A representative for the state prison system announced on Thursday that a man who had spent nearly 30 years on Texas’ execution row after being found guilty of killing his girlfriend and her two sons had passed away from natural causes.
According to Robert Hurst, a representative for the Texas Department of Criminal Justice, Henry “Hank” Skinner, 60, passed away on Thursday afternoon at a hospital in Galveston.
Attorneys for Skinner said in a statement that the man passed away as a result of complications from a brain tumor removal procedure in December.
Skinner Was Supposed To Be Put To Death For His Crime
On September 13, Skinner was supposed to be put to death. For the 1993 New Year’s Eve deaths of Twila Jean Busby, 40, and her sons, Randy Busby, 20, and Elwin Caler, 22, Skinner was found guilty of capital murder. In the Texas Panhandle town of Pampa, which is northeast of Amarillo, they were discovered dead inside their house.
According to the prosecution, Skinner killed Twila Busby with an ax handle before stabbing her two mentally challenged boys to death.
For a long time, Skinner insisted on his innocence. He said that when they died, he was unconscious from a combination of booze and codeine and was lying on a couch. Robert Donnell, Twila Busby’s now-deceased uncle, was named as a potential suspect by Skinner and his counsel.

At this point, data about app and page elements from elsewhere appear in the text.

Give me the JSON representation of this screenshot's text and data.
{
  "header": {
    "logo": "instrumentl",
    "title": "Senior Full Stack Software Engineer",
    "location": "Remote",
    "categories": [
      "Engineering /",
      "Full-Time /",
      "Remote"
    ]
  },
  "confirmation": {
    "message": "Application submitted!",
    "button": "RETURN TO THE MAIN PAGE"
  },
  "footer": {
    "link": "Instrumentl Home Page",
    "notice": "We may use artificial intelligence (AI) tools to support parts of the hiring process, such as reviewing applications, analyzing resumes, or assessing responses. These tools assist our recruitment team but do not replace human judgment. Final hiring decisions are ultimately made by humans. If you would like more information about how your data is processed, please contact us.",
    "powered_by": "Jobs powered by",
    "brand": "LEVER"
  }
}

His lawyers expressed their regret that he died before the proceedings were finished, saying that Mr. Skinner was still contesting his conviction at the time of his death.
Authorities claimed that Randy Busby’s bedroom contained traces of Skinner’s DNA and that his DNA also matched blood stains found throughout the residence where the murders were committed.
When Skinner was about to be executed in March 2010, the U.S. Supreme Court granted him a stay so he could pursue DNA testing of untested objects from the crime scene.
At the time of Skinner’s trial, this material was not put to the test because Skinner’s attorney believed the results would be more detrimental to his client’s defense.
Since then, I’ve been framed, Skinner said to The Associated Press in 2010. They are about to execute me for an offense I didn’t commit.
Tests on the extra evidence were conducted. His defense had argued that if the jury had received testimony regarding this additional evidence, it was “reasonably probable” that he would have been exonerated of the murders based on the results of the tests. Most of the DNA evidence, according to the prosecution, implicated Skinner.
A court determined in 2014 that Skinner would have most likely been found guilty even if the extra DNA evidence had been presented at his trial.
The judge’s decision was upheld by the Texas Court of Criminal Appeals in October.